Here’s a basic overview of how we arranged the main equipment and seating – we’ll come back to this a little bit further down…
Once we had our equipment and chairs in place, we turned on the capture software and did a few tests. Our faces and skin tones looked horrible. So we started turning lights on and off and moved a couple of lamps around until it looked better. Yes, lighting is important – obviously it’s not critical all of the time for everything – but if a video is going to be judged in part by how it looks; taking a few minutes to improve the lighting is worth doing.
After a few test takes and looking at our results – we decided the plain white wall with the clock wasn’t going to cut it. I tried a dark blanket with a nice pattern on it – but it was too dark. I wish I had a more professional background, but the light striped blanket worked and I could hang it on the wall with thumbtacks…

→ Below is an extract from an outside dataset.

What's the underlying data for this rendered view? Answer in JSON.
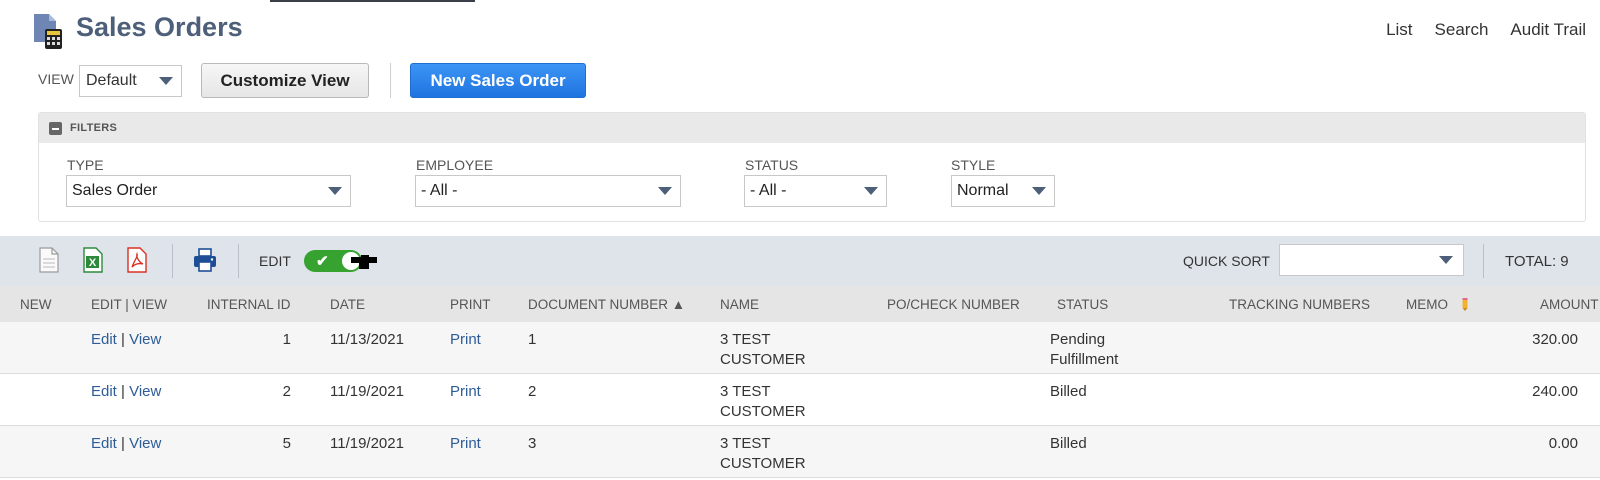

While the picture was improving, the sound was awful. I double checked all the sound card settings and re-ran the audio wizard for the web cam. Big improvement – I wouldn’t have been able to upload any video if I hadn’t been able to fix the sound.
8) Quiet, Lights, Camera and Action
Time to actually start recording. We did several takes and kept messing up. I would miss a line, Stephen would miss a cue. We’d already spent a few hours in prep on Saturday evening and most of the afternoon on Sunday just making it work. Now we were feeling the pressure and couldn’t seem to remember our lines…
9) Takes, Takes and More Takes
I think THE smartest thing I did was type up our lines on the computer. Of course, I wasn’t smart enough to start there, but after blowing lines for 15 – 20 takes, we needed to do something else. So, I typed in Stephen’s lines in Wordpad on my side of the monitor and my lines on his side. The camera was positioned on a stand in front of the laptop. This forced us to look “through” the camera to see our lines.
I’m hoping this diagram will help illustrate:
9) Re-writes and revisions
Once we got into a rhythm, it didn’t take too long. We made a few revisions to the script, trying to keep it upbeat and fresh and real. At one point, I thought we had it. Then in reviewing the latest take – we both realized that Stephen was pronouncing a word in a way that was not understandable on playback. Back to the drawing board. We recorded about 5 more takes and decided we had it “in the can.”
10) Save, Render and Upload
I opened up Camtasia and went through it’s wizard for web video. I’m honestly not sure I did it right or in the way a video veteran would recommend, but it worked and I got it uploaded by about 7:30 PM my local time…
11) The ideas that came after…
Like a lot of projects, once it was done – and we put everything back – I had a few more ideas, like:
A) Make sure that veteran marketers know there’s a good chance they’ll learn something too.
B) Say $1 in 30 days, not $10 in 30 days. I mean it could be $10, hopefully more – but the point is the process, not the money.
C) This one’s still my favorite – When the line – “There is no charge for awesomeness” comes up – put on sunglasses in sync – and them take them off. I just thought that would give the line some extra “pop.”
That’s what we learned, I had Stephen working on making sure he was all caught up – We’re all set to kick off this year’s Thirty Day Challenge.
P.S. Our entry for the contest is here – Our YouTube Entry for the Thirty Day Challenge